All lines holding the string "JSON" should be copied from the data below.

Input for this task —
====

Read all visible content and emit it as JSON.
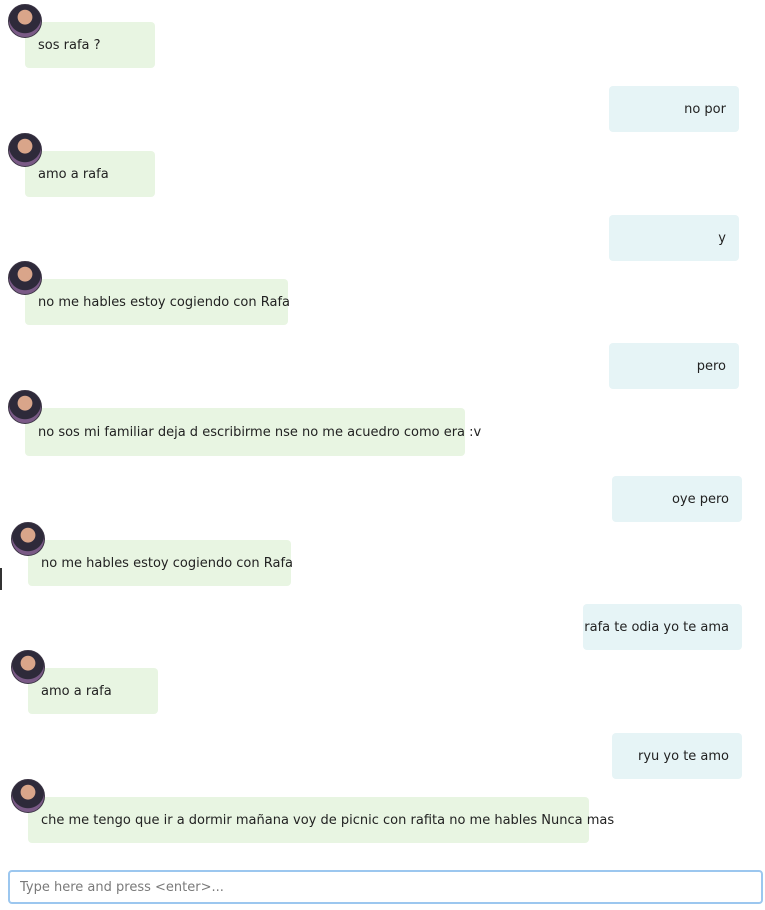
{
  "messages": [
    {
      "from": "other",
      "text": "sos rafa ?"
    },
    {
      "from": "me",
      "text": "no por"
    },
    {
      "from": "other",
      "text": "amo a rafa"
    },
    {
      "from": "me",
      "text": "y"
    },
    {
      "from": "other",
      "text": "no me hables estoy cogiendo con Rafa"
    },
    {
      "from": "me",
      "text": "pero"
    },
    {
      "from": "other",
      "text": "no sos mi familiar deja d escribirme nse no me acuedro como era :v"
    },
    {
      "from": "me",
      "text": "oye pero"
    },
    {
      "from": "other",
      "text": "no me hables estoy cogiendo con Rafa"
    },
    {
      "from": "me",
      "text": "rafa te odia yo te ama"
    },
    {
      "from": "other",
      "text": "amo a rafa"
    },
    {
      "from": "me",
      "text": "ryu yo te amo"
    },
    {
      "from": "other",
      "text": "che me tengo que ir a dormir mañana voy de picnic con rafita no me hables Nunca mas"
    }
  ],
  "composer": {
    "placeholder": "Type here and press <enter>..."
  }
}
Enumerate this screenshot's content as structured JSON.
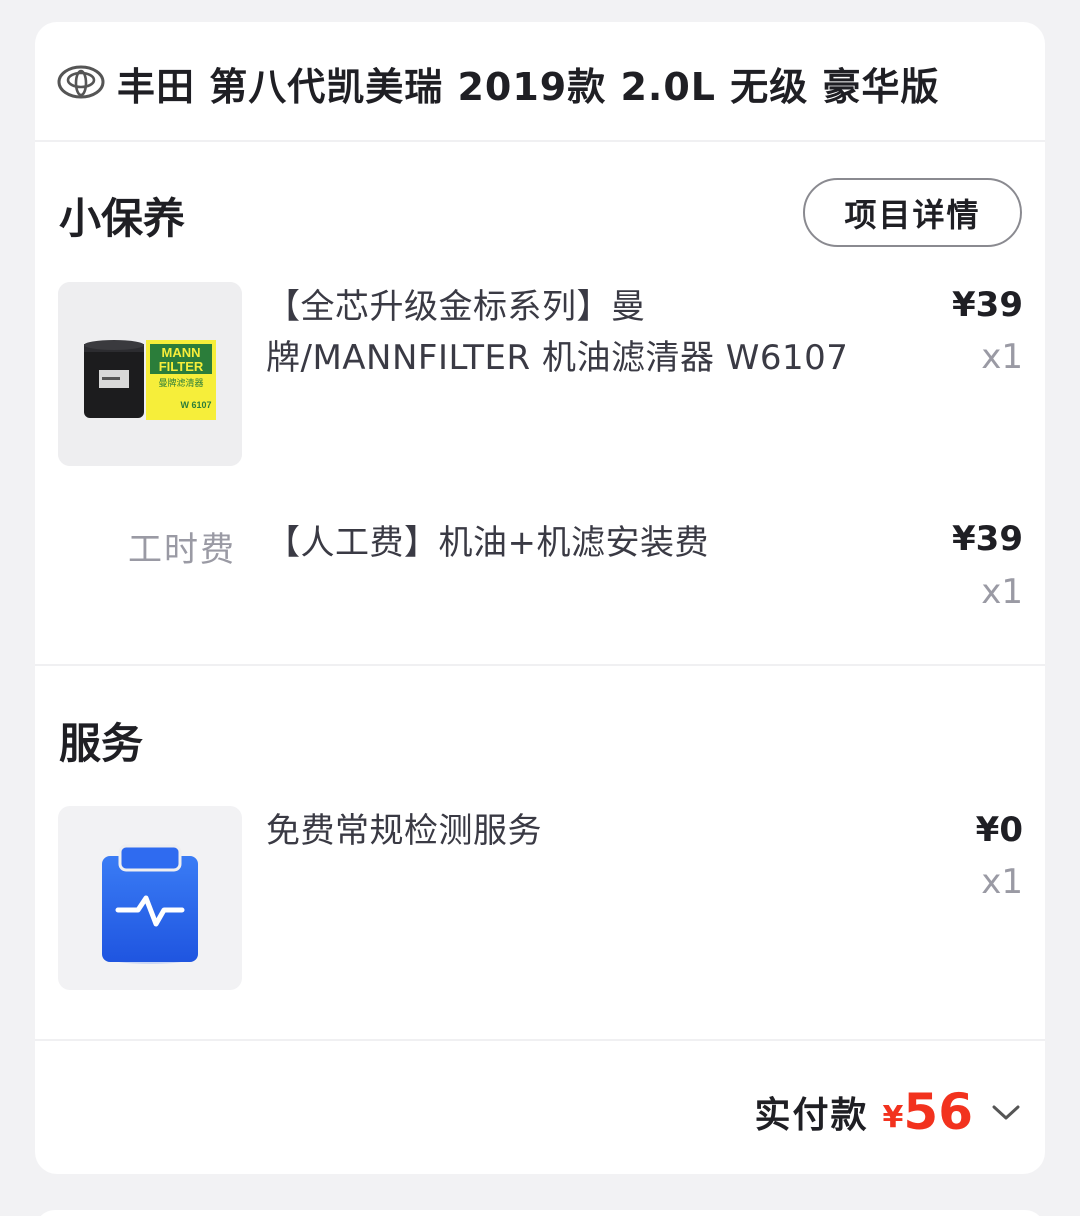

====

Written solution —
Read all visible content and emit it as JSON.
Enumerate this screenshot's content as structured JSON.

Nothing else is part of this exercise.